*Exercise*
The task calls for each record to be given again unchanged, minus any pictures.

[Page and application data records]
◇ ◇ ◇ ◇ ◇
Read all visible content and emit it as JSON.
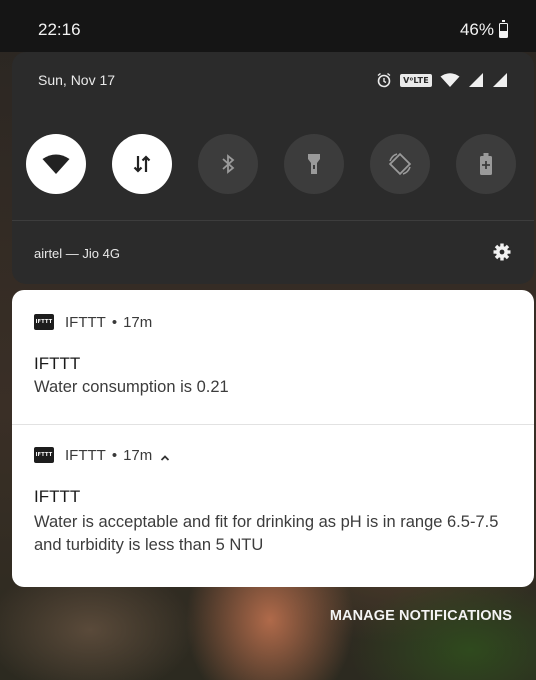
{
  "status_bar": {
    "time": "22:16",
    "battery_percent": "46%",
    "battery_level": 0.46
  },
  "quick_settings": {
    "date": "Sun, Nov 17",
    "volte_badge": "V⁰LTE",
    "toggles": [
      {
        "name": "wifi",
        "icon": "wifi-icon",
        "state": "on"
      },
      {
        "name": "mobile-data",
        "icon": "data-arrows-icon",
        "state": "on"
      },
      {
        "name": "bluetooth",
        "icon": "bluetooth-icon",
        "state": "off"
      },
      {
        "name": "flashlight",
        "icon": "flashlight-icon",
        "state": "off"
      },
      {
        "name": "auto-rotate",
        "icon": "rotate-icon",
        "state": "off"
      },
      {
        "name": "battery-saver",
        "icon": "battery-saver-icon",
        "state": "off"
      }
    ],
    "carrier": "airtel — Jio 4G"
  },
  "notifications": [
    {
      "app_icon_text": "IFTTT",
      "app_name": "IFTTT",
      "separator": "•",
      "time_ago": "17m",
      "title": "IFTTT",
      "text": "Water consumption is 0.21",
      "expanded": false
    },
    {
      "app_icon_text": "IFTTT",
      "app_name": "IFTTT",
      "separator": "•",
      "time_ago": "17m",
      "title": "IFTTT",
      "text": "Water is acceptable and fit for drinking as pH is in range 6.5-7.5 and turbidity is less than 5 NTU",
      "expanded": true
    }
  ],
  "manage_button": "MANAGE NOTIFICATIONS",
  "colors": {
    "panel": "#2b2b2b",
    "toggle_on": "#ffffff",
    "toggle_off": "#3c3c3c",
    "card": "#ffffff"
  }
}
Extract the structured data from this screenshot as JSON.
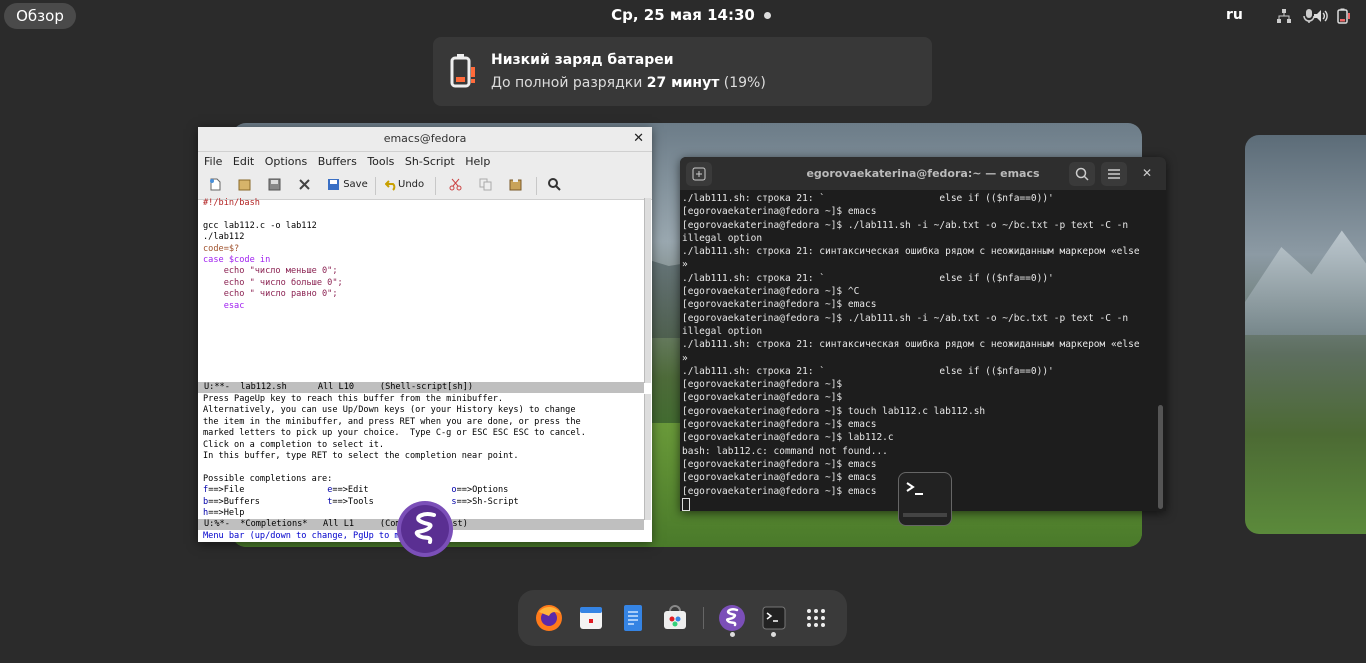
{
  "topbar": {
    "overview_label": "Обзор",
    "clock": "Ср, 25 мая  14:30",
    "language": "ru",
    "tray_icons": [
      "network-icon",
      "microphone-icon",
      "volume-icon",
      "battery-low-icon"
    ]
  },
  "notification": {
    "title": "Низкий заряд батареи",
    "body_prefix": "До полной разрядки ",
    "body_bold": "27 минут",
    "body_suffix": " (19%)",
    "icon": "battery-low-icon"
  },
  "emacs": {
    "title": "emacs@fedora",
    "menu": [
      "File",
      "Edit",
      "Options",
      "Buffers",
      "Tools",
      "Sh-Script",
      "Help"
    ],
    "toolbar": {
      "save": "Save",
      "undo": "Undo"
    },
    "code_lines": [
      "#!/bin/bash",
      "",
      "gcc lab112.c -o lab112",
      "./lab112",
      "code=$?",
      "case $code in",
      "    echo \"число меньше 0\";",
      "    echo \" число больше 0\";",
      "    echo \" число равно 0\";",
      "    esac"
    ],
    "modeline_top": "U:**-  lab112.sh      All L10     (Shell-script[sh])",
    "help_lines": [
      "Press PageUp key to reach this buffer from the minibuffer.",
      "Alternatively, you can use Up/Down keys (or your History keys) to change",
      "the item in the minibuffer, and press RET when you are done, or press the",
      "marked letters to pick up your choice.  Type C-g or ESC ESC ESC to cancel.",
      "Click on a completion to select it.",
      "In this buffer, type RET to select the completion near point.",
      "",
      "Possible completions are:"
    ],
    "completions": [
      {
        "k": "f",
        "v": "==>File"
      },
      {
        "k": "e",
        "v": "==>Edit"
      },
      {
        "k": "o",
        "v": "==>Options"
      },
      {
        "k": "b",
        "v": "==>Buffers"
      },
      {
        "k": "t",
        "v": "==>Tools"
      },
      {
        "k": "s",
        "v": "==>Sh-Script"
      },
      {
        "k": "h",
        "v": "==>Help"
      }
    ],
    "modeline_bottom": "U:%*-  *Completions*   All L1     (Completion List)",
    "minibuffer": "Menu bar (up/down to change, PgUp to menu): "
  },
  "terminal": {
    "title": "egorovaekaterina@fedora:~ — emacs",
    "lines": [
      "./lab111.sh: строка 21: `                    else if (($nfa==0))'",
      "[egorovaekaterina@fedora ~]$ emacs",
      "[egorovaekaterina@fedora ~]$ ./lab111.sh -i ~/ab.txt -o ~/bc.txt -p text -C -n",
      "illegal option",
      "./lab111.sh: строка 21: синтаксическая ошибка рядом с неожиданным маркером «else",
      "»",
      "./lab111.sh: строка 21: `                    else if (($nfa==0))'",
      "[egorovaekaterina@fedora ~]$ ^C",
      "[egorovaekaterina@fedora ~]$ emacs",
      "[egorovaekaterina@fedora ~]$ ./lab111.sh -i ~/ab.txt -o ~/bc.txt -p text -C -n",
      "illegal option",
      "./lab111.sh: строка 21: синтаксическая ошибка рядом с неожиданным маркером «else",
      "»",
      "./lab111.sh: строка 21: `                    else if (($nfa==0))'",
      "[egorovaekaterina@fedora ~]$",
      "[egorovaekaterina@fedora ~]$",
      "[egorovaekaterina@fedora ~]$ touch lab112.c lab112.sh",
      "[egorovaekaterina@fedora ~]$ emacs",
      "[egorovaekaterina@fedora ~]$ lab112.c",
      "bash: lab112.c: command not found...",
      "[egorovaekaterina@fedora ~]$ emacs",
      "[egorovaekaterina@fedora ~]$ emacs",
      "[egorovaekaterina@fedora ~]$ emacs"
    ]
  },
  "dock": {
    "items": [
      "firefox-icon",
      "calendar-icon",
      "text-editor-icon",
      "software-icon",
      "emacs-icon",
      "terminal-icon",
      "app-grid-icon"
    ]
  }
}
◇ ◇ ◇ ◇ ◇
*Answer*
Read all visible content and emit it as JSON.
{
  "status_bar": {
    "time": "22:16",
    "battery_percent": "46%",
    "battery_level": 0.46
  },
  "quick_settings": {
    "date": "Sun, Nov 17",
    "volte_badge": "V⁰LTE",
    "toggles": [
      {
        "name": "wifi",
        "icon": "wifi-icon",
        "state": "on"
      },
      {
        "name": "mobile-data",
        "icon": "data-arrows-icon",
        "state": "on"
      },
      {
        "name": "bluetooth",
        "icon": "bluetooth-icon",
        "state": "off"
      },
      {
        "name": "flashlight",
        "icon": "flashlight-icon",
        "state": "off"
      },
      {
        "name": "auto-rotate",
        "icon": "rotate-icon",
        "state": "off"
      },
      {
        "name": "battery-saver",
        "icon": "battery-saver-icon",
        "state": "off"
      }
    ],
    "carrier": "airtel — Jio 4G"
  },
  "notifications": [
    {
      "app_icon_text": "IFTTT",
      "app_name": "IFTTT",
      "separator": "•",
      "time_ago": "17m",
      "title": "IFTTT",
      "text": "Water consumption is 0.21",
      "expanded": false
    },
    {
      "app_icon_text": "IFTTT",
      "app_name": "IFTTT",
      "separator": "•",
      "time_ago": "17m",
      "title": "IFTTT",
      "text": "Water is acceptable and fit for drinking as pH is in range 6.5-7.5 and turbidity is less than 5 NTU",
      "expanded": true
    }
  ],
  "manage_button": "MANAGE NOTIFICATIONS",
  "colors": {
    "panel": "#2b2b2b",
    "toggle_on": "#ffffff",
    "toggle_off": "#3c3c3c",
    "card": "#ffffff"
  }
}
Extract the structured data from this screenshot as JSON.
{
  "topbar": {
    "overview_label": "Обзор",
    "clock": "Ср, 25 мая  14:30",
    "language": "ru",
    "tray_icons": [
      "network-icon",
      "microphone-icon",
      "volume-icon",
      "battery-low-icon"
    ]
  },
  "notification": {
    "title": "Низкий заряд батареи",
    "body_prefix": "До полной разрядки ",
    "body_bold": "27 минут",
    "body_suffix": " (19%)",
    "icon": "battery-low-icon"
  },
  "emacs": {
    "title": "emacs@fedora",
    "menu": [
      "File",
      "Edit",
      "Options",
      "Buffers",
      "Tools",
      "Sh-Script",
      "Help"
    ],
    "toolbar": {
      "save": "Save",
      "undo": "Undo"
    },
    "code_lines": [
      "#!/bin/bash",
      "",
      "gcc lab112.c -o lab112",
      "./lab112",
      "code=$?",
      "case $code in",
      "    echo \"число меньше 0\";",
      "    echo \" число больше 0\";",
      "    echo \" число равно 0\";",
      "    esac"
    ],
    "modeline_top": "U:**-  lab112.sh      All L10     (Shell-script[sh])",
    "help_lines": [
      "Press PageUp key to reach this buffer from the minibuffer.",
      "Alternatively, you can use Up/Down keys (or your History keys) to change",
      "the item in the minibuffer, and press RET when you are done, or press the",
      "marked letters to pick up your choice.  Type C-g or ESC ESC ESC to cancel.",
      "Click on a completion to select it.",
      "In this buffer, type RET to select the completion near point.",
      "",
      "Possible completions are:"
    ],
    "completions": [
      {
        "k": "f",
        "v": "==>File"
      },
      {
        "k": "e",
        "v": "==>Edit"
      },
      {
        "k": "o",
        "v": "==>Options"
      },
      {
        "k": "b",
        "v": "==>Buffers"
      },
      {
        "k": "t",
        "v": "==>Tools"
      },
      {
        "k": "s",
        "v": "==>Sh-Script"
      },
      {
        "k": "h",
        "v": "==>Help"
      }
    ],
    "modeline_bottom": "U:%*-  *Completions*   All L1     (Completion List)",
    "minibuffer": "Menu bar (up/down to change, PgUp to menu): "
  },
  "terminal": {
    "title": "egorovaekaterina@fedora:~ — emacs",
    "lines": [
      "./lab111.sh: строка 21: `                    else if (($nfa==0))'",
      "[egorovaekaterina@fedora ~]$ emacs",
      "[egorovaekaterina@fedora ~]$ ./lab111.sh -i ~/ab.txt -o ~/bc.txt -p text -C -n",
      "illegal option",
      "./lab111.sh: строка 21: синтаксическая ошибка рядом с неожиданным маркером «else",
      "»",
      "./lab111.sh: строка 21: `                    else if (($nfa==0))'",
      "[egorovaekaterina@fedora ~]$ ^C",
      "[egorovaekaterina@fedora ~]$ emacs",
      "[egorovaekaterina@fedora ~]$ ./lab111.sh -i ~/ab.txt -o ~/bc.txt -p text -C -n",
      "illegal option",
      "./lab111.sh: строка 21: синтаксическая ошибка рядом с неожиданным маркером «else",
      "»",
      "./lab111.sh: строка 21: `                    else if (($nfa==0))'",
      "[egorovaekaterina@fedora ~]$",
      "[egorovaekaterina@fedora ~]$",
      "[egorovaekaterina@fedora ~]$ touch lab112.c lab112.sh",
      "[egorovaekaterina@fedora ~]$ emacs",
      "[egorovaekaterina@fedora ~]$ lab112.c",
      "bash: lab112.c: command not found...",
      "[egorovaekaterina@fedora ~]$ emacs",
      "[egorovaekaterina@fedora ~]$ emacs",
      "[egorovaekaterina@fedora ~]$ emacs"
    ]
  },
  "dock": {
    "items": [
      "firefox-icon",
      "calendar-icon",
      "text-editor-icon",
      "software-icon",
      "emacs-icon",
      "terminal-icon",
      "app-grid-icon"
    ]
  }
}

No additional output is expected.